Considerable research has demonstrated that workplace rudeness can have a variety of negative consequences. However, although research has examined the impact of patient aggression, no research has examined patient or client rudeness towards those who work in mental health roles. The present study investigated the nature of client rudeness, how mental health workers respond and the coping strategies used. Eighteen participants from a range of mental health roles and experience levels participated in semi-structured interviews based on their experience of client rudeness. Thematic analysis revealed that participants experienced a variety of client behaviours they classified as rude, the majority of which were verbal. Reasons for rudeness included the client’s personal history, mood, and mental health, and as such rudeness was conceptualised as simply a part of the job. Client rudeness was found to have both negative and positive outcomes on a range of areas including work and client relationships. Participants identified supervisors and colleagues as key sources of support for coping with rudeness. These findings suggest that rudeness is “part and parcel” of a mental health practitioner’s role.
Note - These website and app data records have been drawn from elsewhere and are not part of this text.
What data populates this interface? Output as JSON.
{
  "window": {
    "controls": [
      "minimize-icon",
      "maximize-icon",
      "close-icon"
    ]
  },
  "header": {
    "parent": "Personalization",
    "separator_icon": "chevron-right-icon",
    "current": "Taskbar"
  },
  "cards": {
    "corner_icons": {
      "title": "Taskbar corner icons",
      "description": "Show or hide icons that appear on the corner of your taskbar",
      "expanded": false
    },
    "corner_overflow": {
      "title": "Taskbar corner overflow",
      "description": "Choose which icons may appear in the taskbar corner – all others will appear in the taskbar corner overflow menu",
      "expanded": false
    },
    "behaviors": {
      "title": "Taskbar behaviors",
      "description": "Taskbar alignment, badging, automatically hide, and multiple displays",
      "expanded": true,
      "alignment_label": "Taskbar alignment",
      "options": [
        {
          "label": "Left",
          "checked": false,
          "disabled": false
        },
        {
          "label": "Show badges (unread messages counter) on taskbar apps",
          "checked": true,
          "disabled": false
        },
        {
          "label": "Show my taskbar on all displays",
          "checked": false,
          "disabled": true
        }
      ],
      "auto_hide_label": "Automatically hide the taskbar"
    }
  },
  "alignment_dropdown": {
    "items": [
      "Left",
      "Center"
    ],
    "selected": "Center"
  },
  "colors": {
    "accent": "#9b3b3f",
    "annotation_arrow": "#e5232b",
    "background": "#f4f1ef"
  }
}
Supervisor support and further training are recommended to help practitioners deal with rudeness in practice.
- PATIENT AGGRESSION
- WORKPLACE INCIVILITY